### [WHAT YOU HAVE TO DO]
Please write out every line of the listing without alteration, but omit the images.

### [DATA SHOWN]
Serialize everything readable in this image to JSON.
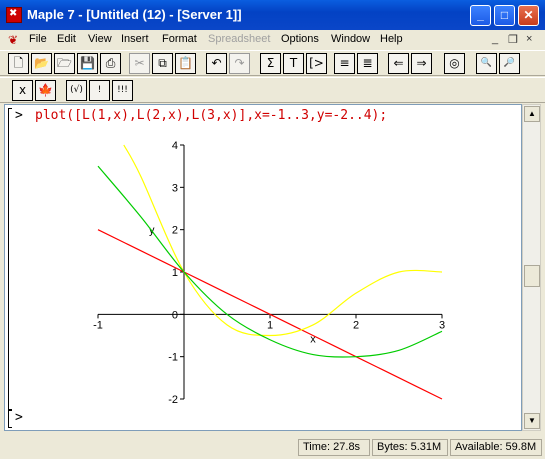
{
  "window": {
    "title": "Maple 7  - [Untitled (12) - [Server 1]]",
    "minimize": "_",
    "maximize": "□",
    "close": "✕"
  },
  "menu": [
    "File",
    "Edit",
    "View",
    "Insert",
    "Format",
    "Spreadsheet",
    "Options",
    "Window",
    "Help"
  ],
  "menu_disabled": [
    "Spreadsheet"
  ],
  "mdi_controls": {
    "minimize": "_",
    "restore": "❐",
    "close": "×"
  },
  "toolbar1": [
    {
      "name": "new-icon",
      "glyph": "🗋"
    },
    {
      "name": "open-icon",
      "glyph": "📂"
    },
    {
      "name": "open-url-icon",
      "glyph": "🗁"
    },
    {
      "name": "save-icon",
      "glyph": "💾"
    },
    {
      "name": "print-icon",
      "glyph": "⎙"
    },
    {
      "name": "cut-icon",
      "glyph": "✂"
    },
    {
      "name": "copy-icon",
      "glyph": "⧉"
    },
    {
      "name": "paste-icon",
      "glyph": "📋"
    },
    {
      "name": "undo-icon",
      "glyph": "↶"
    },
    {
      "name": "redo-icon",
      "glyph": "↷"
    },
    {
      "name": "sigma-icon",
      "glyph": "Σ"
    },
    {
      "name": "text-icon",
      "glyph": "T"
    },
    {
      "name": "input-icon",
      "glyph": "[>"
    },
    {
      "name": "indent-icon",
      "glyph": "≡"
    },
    {
      "name": "outdent-icon",
      "glyph": "≣"
    },
    {
      "name": "back-icon",
      "glyph": "⇐"
    },
    {
      "name": "forward-icon",
      "glyph": "⇒"
    },
    {
      "name": "stop-icon",
      "glyph": "◎"
    },
    {
      "name": "zoom-in-icon",
      "glyph": "🔍"
    },
    {
      "name": "zoom-out-icon",
      "glyph": "🔎"
    }
  ],
  "toolbar2": [
    {
      "name": "maple-x-icon",
      "glyph": "x"
    },
    {
      "name": "maple-leaf-icon",
      "glyph": "🍁"
    },
    {
      "name": "check-icon",
      "glyph": "(√)"
    },
    {
      "name": "exclaim-icon",
      "glyph": "!"
    },
    {
      "name": "triple-exclaim-icon",
      "glyph": "!!!"
    }
  ],
  "document": {
    "prompt": ">",
    "command": "plot([L(1,x),L(2,x),L(3,x)],x=-1..3,y=-2..4);",
    "empty_prompt": ">"
  },
  "chart_data": {
    "type": "line",
    "xlabel": "x",
    "ylabel": "y",
    "xlim": [
      -1,
      3
    ],
    "ylim": [
      -2,
      4
    ],
    "xticks": [
      "-1",
      "0",
      "1",
      "2",
      "3"
    ],
    "xtick_values": [
      -1,
      0,
      1,
      2,
      3
    ],
    "yticks": [
      "-2",
      "-1",
      "0",
      "1",
      "2",
      "3",
      "4"
    ],
    "ytick_values": [
      -2,
      -1,
      0,
      1,
      2,
      3,
      4
    ],
    "series": [
      {
        "color": "#ff0000",
        "x": [
          -1,
          -0.5,
          0,
          0.5,
          1,
          1.5,
          2,
          2.5,
          3
        ],
        "y": [
          2,
          1.5,
          1,
          0.5,
          0,
          -0.5,
          -1,
          -1.5,
          -2
        ]
      },
      {
        "color": "#ffff00",
        "x": [
          -0.7,
          -0.5,
          0,
          0.5,
          1,
          1.5,
          2,
          2.5,
          3
        ],
        "y": [
          4.0,
          3.25,
          1,
          -0.25,
          -0.5,
          -0.25,
          0.5,
          1.0,
          1.0
        ]
      },
      {
        "color": "#00cc00",
        "x": [
          -1,
          -0.5,
          0,
          0.5,
          1,
          1.5,
          2,
          2.5,
          3
        ],
        "y": [
          3.5,
          2.3,
          1,
          0.0,
          -0.6,
          -0.95,
          -1,
          -0.85,
          -0.4
        ]
      }
    ]
  },
  "status": {
    "time": "Time:  27.8s",
    "bytes": "Bytes: 5.31M",
    "available": "Available: 59.8M"
  }
}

### [EXERCISE OUTPUT]
Serialize everything readable in this image to JSON.
{
  "window": {
    "title": "Maple 7  - [Untitled (12) - [Server 1]]",
    "minimize": "_",
    "maximize": "□",
    "close": "✕"
  },
  "menu": [
    "File",
    "Edit",
    "View",
    "Insert",
    "Format",
    "Spreadsheet",
    "Options",
    "Window",
    "Help"
  ],
  "menu_disabled": [
    "Spreadsheet"
  ],
  "mdi_controls": {
    "minimize": "_",
    "restore": "❐",
    "close": "×"
  },
  "toolbar1": [
    {
      "name": "new-icon",
      "glyph": "🗋"
    },
    {
      "name": "open-icon",
      "glyph": "📂"
    },
    {
      "name": "open-url-icon",
      "glyph": "🗁"
    },
    {
      "name": "save-icon",
      "glyph": "💾"
    },
    {
      "name": "print-icon",
      "glyph": "⎙"
    },
    {
      "name": "cut-icon",
      "glyph": "✂"
    },
    {
      "name": "copy-icon",
      "glyph": "⧉"
    },
    {
      "name": "paste-icon",
      "glyph": "📋"
    },
    {
      "name": "undo-icon",
      "glyph": "↶"
    },
    {
      "name": "redo-icon",
      "glyph": "↷"
    },
    {
      "name": "sigma-icon",
      "glyph": "Σ"
    },
    {
      "name": "text-icon",
      "glyph": "T"
    },
    {
      "name": "input-icon",
      "glyph": "[>"
    },
    {
      "name": "indent-icon",
      "glyph": "≡"
    },
    {
      "name": "outdent-icon",
      "glyph": "≣"
    },
    {
      "name": "back-icon",
      "glyph": "⇐"
    },
    {
      "name": "forward-icon",
      "glyph": "⇒"
    },
    {
      "name": "stop-icon",
      "glyph": "◎"
    },
    {
      "name": "zoom-in-icon",
      "glyph": "🔍"
    },
    {
      "name": "zoom-out-icon",
      "glyph": "🔎"
    }
  ],
  "toolbar2": [
    {
      "name": "maple-x-icon",
      "glyph": "x"
    },
    {
      "name": "maple-leaf-icon",
      "glyph": "🍁"
    },
    {
      "name": "check-icon",
      "glyph": "(√)"
    },
    {
      "name": "exclaim-icon",
      "glyph": "!"
    },
    {
      "name": "triple-exclaim-icon",
      "glyph": "!!!"
    }
  ],
  "document": {
    "prompt": ">",
    "command": "plot([L(1,x),L(2,x),L(3,x)],x=-1..3,y=-2..4);",
    "empty_prompt": ">"
  },
  "chart_data": {
    "type": "line",
    "xlabel": "x",
    "ylabel": "y",
    "xlim": [
      -1,
      3
    ],
    "ylim": [
      -2,
      4
    ],
    "xticks": [
      "-1",
      "0",
      "1",
      "2",
      "3"
    ],
    "xtick_values": [
      -1,
      0,
      1,
      2,
      3
    ],
    "yticks": [
      "-2",
      "-1",
      "0",
      "1",
      "2",
      "3",
      "4"
    ],
    "ytick_values": [
      -2,
      -1,
      0,
      1,
      2,
      3,
      4
    ],
    "series": [
      {
        "color": "#ff0000",
        "x": [
          -1,
          -0.5,
          0,
          0.5,
          1,
          1.5,
          2,
          2.5,
          3
        ],
        "y": [
          2,
          1.5,
          1,
          0.5,
          0,
          -0.5,
          -1,
          -1.5,
          -2
        ]
      },
      {
        "color": "#ffff00",
        "x": [
          -0.7,
          -0.5,
          0,
          0.5,
          1,
          1.5,
          2,
          2.5,
          3
        ],
        "y": [
          4.0,
          3.25,
          1,
          -0.25,
          -0.5,
          -0.25,
          0.5,
          1.0,
          1.0
        ]
      },
      {
        "color": "#00cc00",
        "x": [
          -1,
          -0.5,
          0,
          0.5,
          1,
          1.5,
          2,
          2.5,
          3
        ],
        "y": [
          3.5,
          2.3,
          1,
          0.0,
          -0.6,
          -0.95,
          -1,
          -0.85,
          -0.4
        ]
      }
    ]
  },
  "status": {
    "time": "Time:  27.8s",
    "bytes": "Bytes: 5.31M",
    "available": "Available: 59.8M"
  }
}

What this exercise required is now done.